Tuesday, September 4, 2007

Where will it end

The aisle is lit by fluorescent lights. The glowing bulbs are turned on at 9 in the morning and shut off at 10 in the evening. My skin seemed a little radiant under the light, but my skin is pale so I glow all the time. The children's section of the pharmacy needed to be reorganized again. At about 5 or 6 pm every night a bunch of little kids storm into the store grabbing every single cheap toy we have. Their parents get their various needs, diapers, advil, douches, milk, and cheap wonder bread, before heading home for dinner. After the little kids have torn the store apart I'm set to work facing product. I spend an hour lining up all the products on the shelves. The diapers must be straightened, the advil must be flush against the shelf, the douches must be dusted, the milk must be restocked, and the old wonder bread pulled off the shelf. I checked the time and cursed myself. The key to these service jobs is to somehow beat the clock. We all have our ways. I try to ignore it, the girl at the cash register, Rachel, in between customers writes poetry on scrap receipts, and Billy, the other stock boy, he pours forth his soul into his labor. He meticulously organizes the diapers, alphabetizes the advil, dusts, and redusts the douches, and keeps careful track of the stock being placed on the shelf.
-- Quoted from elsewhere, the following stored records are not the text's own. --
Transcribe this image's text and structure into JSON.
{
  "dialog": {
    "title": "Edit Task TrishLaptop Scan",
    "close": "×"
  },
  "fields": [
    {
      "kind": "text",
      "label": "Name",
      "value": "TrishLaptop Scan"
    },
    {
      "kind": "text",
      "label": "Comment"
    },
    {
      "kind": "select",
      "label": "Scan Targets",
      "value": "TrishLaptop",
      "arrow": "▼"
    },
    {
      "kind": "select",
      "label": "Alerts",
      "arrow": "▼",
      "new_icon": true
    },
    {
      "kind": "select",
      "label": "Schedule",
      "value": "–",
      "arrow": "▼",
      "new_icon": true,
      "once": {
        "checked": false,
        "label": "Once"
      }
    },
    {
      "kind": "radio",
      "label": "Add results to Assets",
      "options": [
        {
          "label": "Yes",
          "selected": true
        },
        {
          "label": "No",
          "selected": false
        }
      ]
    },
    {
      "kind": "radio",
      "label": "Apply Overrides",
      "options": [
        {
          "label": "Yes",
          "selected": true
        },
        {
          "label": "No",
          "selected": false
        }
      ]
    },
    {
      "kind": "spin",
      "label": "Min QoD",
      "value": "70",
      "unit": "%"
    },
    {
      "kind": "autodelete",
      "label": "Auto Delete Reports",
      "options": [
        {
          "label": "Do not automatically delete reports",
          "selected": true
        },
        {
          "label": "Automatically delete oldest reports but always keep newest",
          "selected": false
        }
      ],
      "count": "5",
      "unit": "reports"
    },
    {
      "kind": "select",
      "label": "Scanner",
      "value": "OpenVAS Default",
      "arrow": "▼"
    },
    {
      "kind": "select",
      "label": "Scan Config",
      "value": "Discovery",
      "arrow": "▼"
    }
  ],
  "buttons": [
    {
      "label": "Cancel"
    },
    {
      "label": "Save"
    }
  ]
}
The thing about living in a rural town is that you have to drive everywhere. My cousin said that LA is the same, but the distances are smaller and the traffic greater. Either way the neccissity for an automobile remains the same, especially in the cold, snowy winters. My father is a carpenter, my mother is a front desk manager at the town's best western (that's the classy chain motel at the top of the hill). Neither of them make much money, and they're split up so I'm forced to take care of some of my own necessities. My father worked on a porch addition on the side during the summer so he could front me money to buy a car.

"Now that you have a car you can get a job," my father said to me.
"Thanks Dad, I'll repay you, I swear," I had promised.
It took me two weeks to find this job. I applied for a position working at the motel, but they didn't need anyone and Mother never really liked having me underfoot. I thought about trying to do some construction like my father but I didn't want to break my back like the old man. I applied at the video store, the art store, the grocery store, burger king's, mcdonald's... I even got up the nerve to walk into the local bar by the town square to see if I could get a job bussing tables or barbacking.

1 comment:

Anonymous said...

You are a good writer :)